, n. [F. m['e]ridien. See Meridian
1. Midday; noon.
2. Hence: The highest point, as of success, prosperity, or
the like; culmination.
I have touched the highest point of all my
And from that full meridian of my glory
I haste now to my setting. --Shak.
3. (Astron.) A great circle of the sphere passing through the
poles of the heavens and the zenith of a given place. It
is crossed by the sun at midday.
4. (Geog.) A great circle on the surface of the earth,
passing through the poles and any given place; also, the
half of such a circle included between the poles.
Note: The planes of the geographical and astronomical
meridians coincide. Meridians, on a map or globe, are
lines drawn at certain intervals due north and south,
or in the direction of the poles.
Calculated for the meridian of
, or fitted to the meridian of
, or adapted to the meridian of
, suited to the local
circumstances, capabilities, or special requirements of.
All other knowledge merely serves the concerns of
this life, and is fitted to the meridian thereof.
--Sir M. Hale.
or prime meridian
, the meridian from which
longitudes are reckoned. The meridian of Greenwich is the
one commonly employed in calculations of longitude by
geographers, and in actual practice, although in various
countries other and different meridians, chiefly those
which pass through the capitals of the countries, are
occasionally used; as, in France, the meridian of Paris;
in the United States, the meridian of Washington, etc.
(Public Land Survey), a line, marked by
monuments, running North and South through a section of
country between other more carefully established meridians
called principal meridians, used for reference in
, a great circle, passing through the
zenith and coinciding in direction with the magnetic
needle, or a line on the earth's surface having the same
(Astron.), an instrument consisting of a
telescope attached to a large graduated circle and so
mounted that the telescope revolves like the transit
instrument in a meridian plane.

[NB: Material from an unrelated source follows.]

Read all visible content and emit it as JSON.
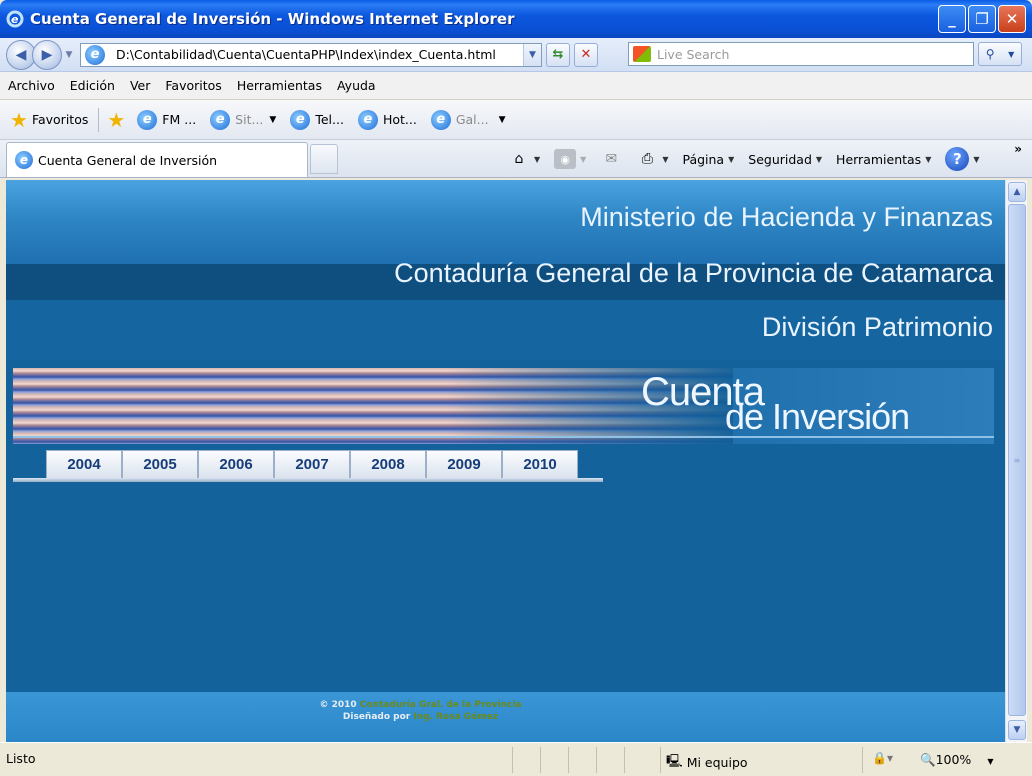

By it the right ascension
and the declination of a star may be measured in a single
(Astron.), any astronomical instrument
having a telescope that rotates in a meridian plane.
Meridian of a globe
, or Brass meridian
, a graduated
circular ring of brass, in which the artificial globe is
suspended and revolves.